“OK, on three I want you to say your favorite board game,” I said. And sure enough, on the count of three, the goblin and I both blurted, “Monopoly, Lord of the Rings edition.” Scary said, “Settlers of Catan” and we both rolled our eyes at her.
“I can’t vaporize half of this goblin,” I said in such a courageous and dramatic fashion I wished someone had been filming it. “It would like vaporizing half of myself — the half that loves Monopoly.”
Caught up in the moment, I threw the vaporizer away in a symbolic gesture of my new outlook on life. This turned out to be a mistake as the heavy vaporizer flew right into the left side of the goblin’s head.
I said, “Oh, crapolla.”
The goblin’s head flopped to the side and his tongue rolled out like a red carpet at the Oscars.
“Do not pass go,” said Scary, solemnly. “Do not collect $200…”
“Really, Scary? Seriously? This is the time for that? As if I don’t feel bad enough? For real?” I was incredulous — I couldn’t believe she had thought of that epic line before I had.
I was going to say something else, but there was a knock on the door.
“How’s it going in there?” Madam Twilge’s unmistakable voice gargled through the pinewood door, jiggling the doorknob. “Didja slice his brain?”
When I was younger I used to wonder which sins were worse than others. Was a steal equal to a lie? Was it worse to lie than to experience wrath? And, most importantly, where exactly did fried Oreos factor in?
I suppose these questions eventually get sorted out with experience. And as I stood there before the goblin I’d inadvertently smacked in the head with a vaporizer, I contemplated whether a white lie to the woman who’d tricked me into her experiments would be so bad in the grand scheme of things.
Fortunately, Scary didn’t seem to need as much time for contemplation of the moral or ethical implications.
“All fine in here,” Scary responded to Madam Twilge. “Really good brain. Cuts like warm butter.”
I winced. Did she think I had a buttery brain?
“Madam Twilge wants to see,” Madam Twilge said.
“No!” Scary said. “Don’t come in here. He’s, uh, naked.”
“Gross!” Madam Twilge said. “Madam Twilge can’t bear to look at that big red butt again.”
This was becoming humiliating. I felt my face begin to turn as red as my butt.
“But Madam Twilge does think there’ll be much to learn from that brain,” Madam Twilge continued from behind the door. “Imagine the hauntings we could prevent, the wounds we could heal, if we could determine the causes and impacts of a specimen exposed to so many hauntings in his lifetime. You know…Madam Twilge is not opposed to a co-authorship on that scientific paper we could write… Such a study could redeem a certain surgical outcast in the eyes of her colleagues…”

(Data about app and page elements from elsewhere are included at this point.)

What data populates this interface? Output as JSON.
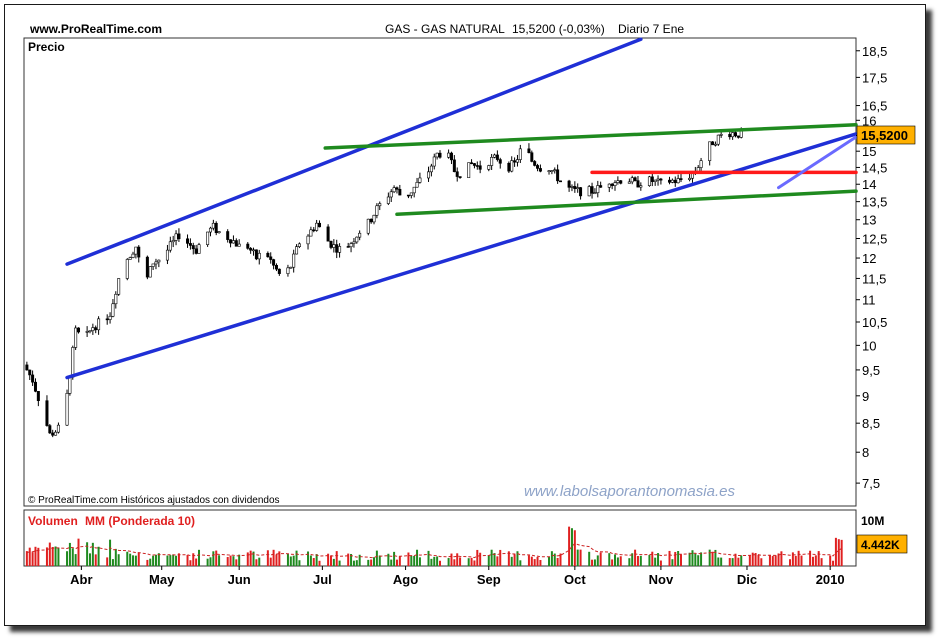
{
  "header": {
    "site": "www.ProRealTime.com",
    "instrument": "GAS - GAS NATURAL",
    "quote": "15,5200 (-0,03%)",
    "period": "Diario  7 Ene"
  },
  "price_panel": {
    "label": "Precio",
    "footer": "© ProRealTime.com  Históricos ajustados con dividendos",
    "watermark": "www.labolsaporantonomasia.es",
    "last_price_badge": "15,5200"
  },
  "volume_panel": {
    "label_volume": "Volumen",
    "label_mm": "MM (Ponderada 10)",
    "scale_max_label": "10M",
    "last_volume_badge": "4.442K"
  },
  "colors": {
    "channel": "#1f2fd6",
    "support_resistance": "#1f8a1f",
    "horizontal_level": "#ff1a1a",
    "short_trend": "#6a6aff",
    "candles": "#000000",
    "volume_up": "#1f8a1f",
    "volume_down": "#e02020",
    "volume_ma": "#cc2222",
    "badge_bg": "#ffb000"
  },
  "chart_data": {
    "type": "line",
    "title": "GAS - GAS NATURAL",
    "x_axis": {
      "labels": [
        "Abr",
        "May",
        "Jun",
        "Jul",
        "Ago",
        "Sep",
        "Oct",
        "Nov",
        "Dic",
        "2010"
      ],
      "label_positions_in_days": [
        5,
        33,
        60,
        89,
        118,
        147,
        177,
        207,
        237,
        266
      ],
      "range_days": [
        -15,
        275
      ]
    },
    "y_axis": {
      "ticks": [
        7.5,
        8,
        8.5,
        9,
        9.5,
        10,
        10.5,
        11,
        11.5,
        12,
        12.5,
        13,
        13.5,
        14,
        14.5,
        15,
        15.5,
        16,
        16.5,
        17.5,
        18.5
      ],
      "tick_labels": [
        "7,5",
        "8",
        "8,5",
        "9",
        "9,5",
        "10",
        "10,5",
        "11",
        "11,5",
        "12",
        "12,5",
        "13",
        "13,5",
        "14",
        "14,5",
        "15",
        "15,5",
        "16",
        "16,5",
        "17,5",
        "18,5"
      ],
      "scale": "log",
      "range": [
        7.15,
        19.0
      ]
    },
    "price_series": {
      "name": "Precio",
      "x_days": [
        -15,
        -12,
        -9,
        -6,
        -3,
        0,
        3,
        6,
        9,
        12,
        15,
        18,
        21,
        24,
        27,
        30,
        33,
        36,
        39,
        42,
        45,
        48,
        51,
        54,
        57,
        60,
        63,
        66,
        69,
        72,
        75,
        78,
        81,
        84,
        87,
        90,
        93,
        96,
        99,
        102,
        105,
        108,
        111,
        114,
        117,
        120,
        123,
        126,
        129,
        132,
        135,
        138,
        141,
        144,
        147,
        150,
        153,
        156,
        159,
        162,
        165,
        168,
        171,
        174,
        177,
        180,
        183,
        186,
        189,
        192,
        195,
        198,
        201,
        204,
        207,
        210,
        213,
        216,
        219,
        222,
        225,
        228,
        231,
        234,
        237,
        240,
        243,
        246,
        249,
        252,
        255,
        258,
        261,
        264,
        267,
        270
      ],
      "close": [
        9.6,
        9.3,
        8.8,
        8.3,
        8.4,
        9.0,
        10.3,
        10.1,
        10.4,
        10.5,
        10.7,
        11.5,
        12.0,
        12.3,
        11.3,
        11.9,
        12.0,
        12.3,
        12.6,
        12.4,
        12.2,
        12.6,
        12.8,
        12.6,
        12.5,
        12.3,
        12.3,
        12.0,
        12.2,
        11.8,
        11.5,
        11.8,
        12.4,
        12.6,
        12.9,
        12.5,
        12.3,
        12.2,
        12.4,
        12.7,
        12.9,
        13.3,
        13.6,
        13.9,
        13.6,
        13.8,
        14.1,
        14.4,
        14.9,
        15.0,
        14.4,
        14.3,
        14.6,
        14.5,
        14.7,
        14.8,
        14.5,
        14.6,
        15.2,
        14.7,
        14.5,
        14.5,
        14.2,
        13.9,
        13.8,
        13.8,
        13.8,
        13.9,
        14.1,
        14.1,
        14.2,
        14.0,
        14.1,
        14.1,
        14.0,
        14.1,
        14.1,
        14.2,
        14.4,
        14.9,
        15.3,
        15.5,
        15.6,
        15.55,
        15.52
      ],
      "note_values": "approximate daily closes read from candlestick chart"
    },
    "trendlines": [
      {
        "name": "canal alcista superior",
        "color": "channel",
        "points": [
          [
            0,
            11.85
          ],
          [
            200,
            18.95
          ]
        ]
      },
      {
        "name": "canal alcista inferior",
        "color": "channel",
        "points": [
          [
            0,
            9.35
          ],
          [
            275,
            15.55
          ]
        ]
      },
      {
        "name": "resistencia verde",
        "color": "support_resistance",
        "points": [
          [
            90,
            15.1
          ],
          [
            275,
            15.85
          ]
        ]
      },
      {
        "name": "soporte verde",
        "color": "support_resistance",
        "points": [
          [
            115,
            13.15
          ],
          [
            275,
            13.8
          ]
        ]
      },
      {
        "name": "nivel horizontal",
        "color": "horizontal_level",
        "points": [
          [
            183,
            14.35
          ],
          [
            275,
            14.35
          ]
        ]
      },
      {
        "name": "tendencia corta",
        "color": "short_trend",
        "points": [
          [
            248,
            13.9
          ],
          [
            275,
            15.45
          ]
        ]
      }
    ],
    "volume_series": {
      "name": "Volumen",
      "ylim": [
        0,
        10
      ],
      "unit": "M",
      "last_value_label": "4.442K"
    }
  }
}
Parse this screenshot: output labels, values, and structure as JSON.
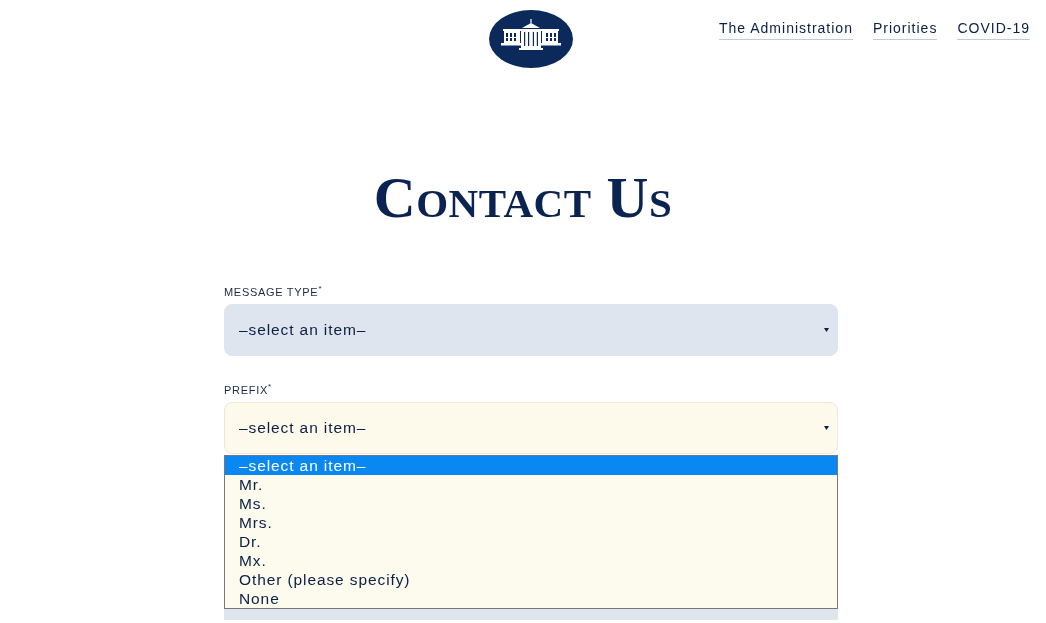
{
  "header": {
    "nav_links": [
      "The Administration",
      "Priorities",
      "COVID-19"
    ]
  },
  "page_title": "Contact Us",
  "form": {
    "fields": [
      {
        "kind": "select",
        "label": "MESSAGE TYPE$^{*}$",
        "value": "–select an item–",
        "focused": false
      },
      {
        "kind": "select",
        "label": "PREFIX$^{*}$",
        "value": "–select an item–",
        "focused": true,
        "open": true,
        "options": [
          {
            "label": "–select an item–",
            "selected": true
          },
          {
            "label": "Mr.",
            "selected": false
          },
          {
            "label": "Ms.",
            "selected": false
          },
          {
            "label": "Mrs.",
            "selected": false
          },
          {
            "label": "Dr.",
            "selected": false
          },
          {
            "label": "Mx.",
            "selected": false
          },
          {
            "label": "Other (please specify)",
            "selected": false
          },
          {
            "label": "None",
            "selected": false
          }
        ]
      },
      {
        "kind": "text",
        "focused": false
      }
    ]
  }
}
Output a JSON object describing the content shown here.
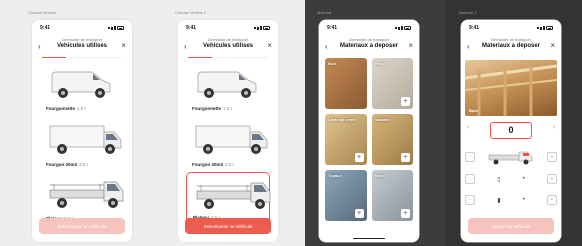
{
  "frames": [
    {
      "label": "Choose Vehicle"
    },
    {
      "label": "Choose Vehicle 2"
    },
    {
      "label": "Material"
    },
    {
      "label": "Material 2"
    }
  ],
  "status": {
    "time": "9:41"
  },
  "screen1": {
    "header_sub": "Demande de transport",
    "title": "Vehicules utilises",
    "vehicles": [
      {
        "name": "Fourgonnette",
        "capacity": "1.5 t"
      },
      {
        "name": "Fourgon 20m3",
        "capacity": "3.5 t"
      },
      {
        "name": "Plateau",
        "capacity": "3.5 t"
      }
    ],
    "cta": "Selectionner un vehicule"
  },
  "screen2": {
    "header_sub": "Demande de transport",
    "title": "Vehicules utilises",
    "vehicles": [
      {
        "name": "Fourgonnette",
        "capacity": "1.5 t"
      },
      {
        "name": "Fourgon 20m3",
        "capacity": "3.5 t"
      },
      {
        "name": "Plateau",
        "capacity": "3.5 t"
      }
    ],
    "cta": "Selectionner ce vehicule"
  },
  "screen3": {
    "header_sub": "Demande de transport",
    "title": "Materiaux a deposer",
    "tiles": [
      {
        "label": "Bois",
        "color": "#b07a4a"
      },
      {
        "label": "Placo",
        "color": "#c9c2b6"
      },
      {
        "label": "Laine de verre",
        "color": "#d2b27a"
      },
      {
        "label": "Isolants",
        "color": "#c2a06a"
      },
      {
        "label": "Tuyaux",
        "color": "#7e95a8"
      },
      {
        "label": "Metal",
        "color": "#9aa5ad"
      }
    ],
    "tile_action": "+"
  },
  "screen4": {
    "header_sub": "Demande de transport",
    "title": "Materiaux a deposer",
    "photo_label": "Bois",
    "quantity": "0",
    "cta": "Ajouter au vehicule"
  },
  "accent": "#e8564a"
}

I watched Scary’s face as she floated there, listening to this proposition. I couldn’t help thinking this was the face Eve may have had while listening to the serpent’s logic for eating that apple. I often thought of whether I would do the same thing as Eve in that scenario, and concluded that it would depend on the type of apple. If it was a honey crisp, sure. But a red delicious? How hard is that to walk away from? Not very.
But in all my considerations of that fateful moment I never thought I would be in the apple’s position. The apple in this particular case was my brain, an organ people always told me might come in handy someday if I was ever interested.
I realized then that my brain was certainly a honey crisp for Scary and her future. And wasn’t it me and my own selfishness that had put her in this position in the first place? How could I deprive her of that wonderful autumnal apple?
Before she could answer Madam Twilge’s call, I jumped over the goblin and up on the operating table.
“I’m going to make it easy for you, Scary,” I said. “Take a bite out of this honey crisp brain of mine and discover knowledge! You deserve it!”
Scary turned and gave me that confused look I know so well. Then she looked back at the door. Then back at me. Then she pulled a muscle in her neck and massaged it for a while and took an Aspirin. When I opened my mouth to inform her she’d taken more than the recommended dosage, Scary hit me with the general anesthetic.
The next chapter of Ghost Law drops June 28. Catch up on past episodes here: